=== Data to examine ===
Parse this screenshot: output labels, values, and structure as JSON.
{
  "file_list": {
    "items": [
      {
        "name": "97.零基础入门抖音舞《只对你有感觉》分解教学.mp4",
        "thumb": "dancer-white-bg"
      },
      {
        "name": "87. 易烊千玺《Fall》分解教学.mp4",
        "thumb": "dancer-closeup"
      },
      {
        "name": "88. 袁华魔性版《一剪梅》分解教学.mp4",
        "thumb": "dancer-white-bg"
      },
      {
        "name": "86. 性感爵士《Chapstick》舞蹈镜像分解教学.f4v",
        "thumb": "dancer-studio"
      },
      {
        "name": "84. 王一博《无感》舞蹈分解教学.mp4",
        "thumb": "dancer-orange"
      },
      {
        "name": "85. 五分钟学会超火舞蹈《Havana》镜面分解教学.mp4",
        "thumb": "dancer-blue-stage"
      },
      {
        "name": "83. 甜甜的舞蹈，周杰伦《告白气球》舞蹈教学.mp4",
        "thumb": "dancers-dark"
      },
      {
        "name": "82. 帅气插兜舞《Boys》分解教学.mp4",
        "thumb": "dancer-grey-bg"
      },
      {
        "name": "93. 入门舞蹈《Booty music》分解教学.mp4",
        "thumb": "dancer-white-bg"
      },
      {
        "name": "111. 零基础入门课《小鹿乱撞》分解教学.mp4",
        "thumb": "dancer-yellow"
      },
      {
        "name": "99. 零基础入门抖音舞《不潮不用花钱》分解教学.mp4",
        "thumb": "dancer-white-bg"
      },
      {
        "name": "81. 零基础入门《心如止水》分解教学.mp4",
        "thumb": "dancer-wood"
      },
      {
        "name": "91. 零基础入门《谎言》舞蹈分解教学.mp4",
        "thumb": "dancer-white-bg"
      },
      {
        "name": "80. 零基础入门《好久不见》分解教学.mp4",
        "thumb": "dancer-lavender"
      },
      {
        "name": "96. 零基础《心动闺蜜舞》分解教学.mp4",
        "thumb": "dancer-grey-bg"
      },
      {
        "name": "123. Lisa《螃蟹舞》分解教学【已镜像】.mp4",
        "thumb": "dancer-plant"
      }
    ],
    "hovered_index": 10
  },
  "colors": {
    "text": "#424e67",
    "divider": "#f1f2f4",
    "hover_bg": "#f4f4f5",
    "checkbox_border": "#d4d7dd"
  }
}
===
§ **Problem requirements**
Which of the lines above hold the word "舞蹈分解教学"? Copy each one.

§ **Task response**
        "name": "84. 王一博《无感》舞蹈分解教学.mp4",
        "name": "91. 零基础入门《谎言》舞蹈分解教学.mp4",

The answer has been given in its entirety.